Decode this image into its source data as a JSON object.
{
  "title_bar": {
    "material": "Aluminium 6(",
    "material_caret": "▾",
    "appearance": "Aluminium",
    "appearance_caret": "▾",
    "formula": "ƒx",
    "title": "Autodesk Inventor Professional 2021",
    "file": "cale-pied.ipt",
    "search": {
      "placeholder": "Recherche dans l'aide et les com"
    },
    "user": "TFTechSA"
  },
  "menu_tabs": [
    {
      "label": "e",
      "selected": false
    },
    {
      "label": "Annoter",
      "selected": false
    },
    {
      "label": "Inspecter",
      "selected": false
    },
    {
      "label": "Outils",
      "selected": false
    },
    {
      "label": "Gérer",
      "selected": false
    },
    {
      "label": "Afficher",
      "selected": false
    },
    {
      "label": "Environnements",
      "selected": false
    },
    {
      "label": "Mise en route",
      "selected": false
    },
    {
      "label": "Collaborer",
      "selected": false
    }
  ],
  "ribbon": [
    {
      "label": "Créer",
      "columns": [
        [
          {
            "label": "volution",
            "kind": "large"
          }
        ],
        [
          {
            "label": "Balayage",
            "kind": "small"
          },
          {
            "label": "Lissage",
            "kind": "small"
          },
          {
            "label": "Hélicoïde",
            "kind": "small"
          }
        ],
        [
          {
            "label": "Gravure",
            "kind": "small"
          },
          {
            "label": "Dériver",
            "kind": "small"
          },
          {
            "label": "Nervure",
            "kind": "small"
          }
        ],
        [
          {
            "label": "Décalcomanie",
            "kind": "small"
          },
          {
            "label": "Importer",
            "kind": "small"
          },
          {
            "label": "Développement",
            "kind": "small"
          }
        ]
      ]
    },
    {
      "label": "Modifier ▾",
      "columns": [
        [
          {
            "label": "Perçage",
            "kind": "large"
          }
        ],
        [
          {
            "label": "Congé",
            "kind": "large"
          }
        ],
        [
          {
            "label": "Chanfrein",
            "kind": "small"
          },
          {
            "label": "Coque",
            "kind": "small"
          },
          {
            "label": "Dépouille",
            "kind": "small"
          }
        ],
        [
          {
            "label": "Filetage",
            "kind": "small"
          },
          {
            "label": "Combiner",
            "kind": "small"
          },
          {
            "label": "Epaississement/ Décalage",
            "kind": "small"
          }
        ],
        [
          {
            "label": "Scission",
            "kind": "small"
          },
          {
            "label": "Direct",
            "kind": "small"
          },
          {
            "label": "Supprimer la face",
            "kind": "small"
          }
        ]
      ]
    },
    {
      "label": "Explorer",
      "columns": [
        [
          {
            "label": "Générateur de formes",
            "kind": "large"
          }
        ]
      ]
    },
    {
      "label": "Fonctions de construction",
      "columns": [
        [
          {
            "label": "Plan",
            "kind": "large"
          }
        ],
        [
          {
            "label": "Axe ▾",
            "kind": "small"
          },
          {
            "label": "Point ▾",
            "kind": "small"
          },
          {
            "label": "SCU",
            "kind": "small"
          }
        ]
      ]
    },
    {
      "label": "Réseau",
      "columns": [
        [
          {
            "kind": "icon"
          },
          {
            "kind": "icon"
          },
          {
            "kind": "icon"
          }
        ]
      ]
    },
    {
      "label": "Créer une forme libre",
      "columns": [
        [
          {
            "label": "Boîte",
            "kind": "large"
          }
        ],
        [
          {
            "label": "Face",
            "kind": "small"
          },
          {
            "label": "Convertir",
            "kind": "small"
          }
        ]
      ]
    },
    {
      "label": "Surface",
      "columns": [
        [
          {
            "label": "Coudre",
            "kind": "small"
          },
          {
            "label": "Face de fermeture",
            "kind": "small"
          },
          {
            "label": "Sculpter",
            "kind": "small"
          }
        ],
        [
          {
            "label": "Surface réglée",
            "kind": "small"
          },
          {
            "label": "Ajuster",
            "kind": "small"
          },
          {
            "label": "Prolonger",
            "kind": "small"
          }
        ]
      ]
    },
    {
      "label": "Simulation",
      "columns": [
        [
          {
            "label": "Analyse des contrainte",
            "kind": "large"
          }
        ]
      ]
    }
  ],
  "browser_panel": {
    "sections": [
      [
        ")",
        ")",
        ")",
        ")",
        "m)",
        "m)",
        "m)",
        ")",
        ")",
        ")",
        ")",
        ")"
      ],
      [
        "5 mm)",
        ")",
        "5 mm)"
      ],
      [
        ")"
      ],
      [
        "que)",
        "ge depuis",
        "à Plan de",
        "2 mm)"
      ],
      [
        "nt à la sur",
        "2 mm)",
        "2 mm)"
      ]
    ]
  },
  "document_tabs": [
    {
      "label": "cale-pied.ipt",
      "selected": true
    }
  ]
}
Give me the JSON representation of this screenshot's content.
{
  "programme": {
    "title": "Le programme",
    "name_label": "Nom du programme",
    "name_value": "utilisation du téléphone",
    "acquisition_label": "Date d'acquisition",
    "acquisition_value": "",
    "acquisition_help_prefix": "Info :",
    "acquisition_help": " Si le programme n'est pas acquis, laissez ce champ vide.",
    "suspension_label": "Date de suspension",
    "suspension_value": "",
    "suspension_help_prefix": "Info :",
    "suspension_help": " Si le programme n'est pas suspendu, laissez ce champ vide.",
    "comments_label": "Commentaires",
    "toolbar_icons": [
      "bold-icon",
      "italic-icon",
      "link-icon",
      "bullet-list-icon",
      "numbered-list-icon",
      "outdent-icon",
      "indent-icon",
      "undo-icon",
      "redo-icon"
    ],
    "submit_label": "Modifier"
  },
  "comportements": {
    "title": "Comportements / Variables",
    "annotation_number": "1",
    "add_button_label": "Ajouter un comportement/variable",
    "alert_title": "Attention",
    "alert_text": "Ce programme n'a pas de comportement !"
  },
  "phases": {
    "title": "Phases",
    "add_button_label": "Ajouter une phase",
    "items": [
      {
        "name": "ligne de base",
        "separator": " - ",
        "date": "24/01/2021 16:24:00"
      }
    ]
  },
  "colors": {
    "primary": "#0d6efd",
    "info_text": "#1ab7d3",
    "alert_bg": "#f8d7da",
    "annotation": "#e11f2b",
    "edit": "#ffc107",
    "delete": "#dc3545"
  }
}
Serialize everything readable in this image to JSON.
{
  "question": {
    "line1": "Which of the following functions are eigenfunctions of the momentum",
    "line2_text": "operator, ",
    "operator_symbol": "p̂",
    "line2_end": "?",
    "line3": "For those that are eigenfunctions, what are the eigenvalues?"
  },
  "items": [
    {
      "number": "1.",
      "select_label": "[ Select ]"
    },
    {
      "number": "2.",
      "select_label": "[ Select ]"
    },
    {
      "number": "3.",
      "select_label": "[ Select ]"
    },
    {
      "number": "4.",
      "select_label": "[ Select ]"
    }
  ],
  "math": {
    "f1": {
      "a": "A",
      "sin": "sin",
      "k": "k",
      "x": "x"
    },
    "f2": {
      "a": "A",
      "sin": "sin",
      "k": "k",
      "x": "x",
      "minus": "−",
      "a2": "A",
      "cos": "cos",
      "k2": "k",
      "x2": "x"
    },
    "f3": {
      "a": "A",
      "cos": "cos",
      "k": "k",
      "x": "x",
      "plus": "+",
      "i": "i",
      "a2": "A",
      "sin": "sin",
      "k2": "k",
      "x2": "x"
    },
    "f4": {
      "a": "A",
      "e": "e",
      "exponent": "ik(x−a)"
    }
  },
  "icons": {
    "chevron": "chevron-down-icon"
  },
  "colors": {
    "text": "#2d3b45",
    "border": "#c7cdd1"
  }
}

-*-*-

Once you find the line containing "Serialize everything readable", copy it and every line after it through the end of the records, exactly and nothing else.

[RESPONSE AREA]:
Serialize everything readable in this image to JSON.
{
  "question": {
    "line1": "Which of the following functions are eigenfunctions of the momentum",
    "line2_text": "operator, ",
    "operator_symbol": "p̂",
    "line2_end": "?",
    "line3": "For those that are eigenfunctions, what are the eigenvalues?"
  },
  "items": [
    {
      "number": "1.",
      "select_label": "[ Select ]"
    },
    {
      "number": "2.",
      "select_label": "[ Select ]"
    },
    {
      "number": "3.",
      "select_label": "[ Select ]"
    },
    {
      "number": "4.",
      "select_label": "[ Select ]"
    }
  ],
  "math": {
    "f1": {
      "a": "A",
      "sin": "sin",
      "k": "k",
      "x": "x"
    },
    "f2": {
      "a": "A",
      "sin": "sin",
      "k": "k",
      "x": "x",
      "minus": "−",
      "a2": "A",
      "cos": "cos",
      "k2": "k",
      "x2": "x"
    },
    "f3": {
      "a": "A",
      "cos": "cos",
      "k": "k",
      "x": "x",
      "plus": "+",
      "i": "i",
      "a2": "A",
      "sin": "sin",
      "k2": "k",
      "x2": "x"
    },
    "f4": {
      "a": "A",
      "e": "e",
      "exponent": "ik(x−a)"
    }
  },
  "icons": {
    "chevron": "chevron-down-icon"
  },
  "colors": {
    "text": "#2d3b45",
    "border": "#c7cdd1"
  }
}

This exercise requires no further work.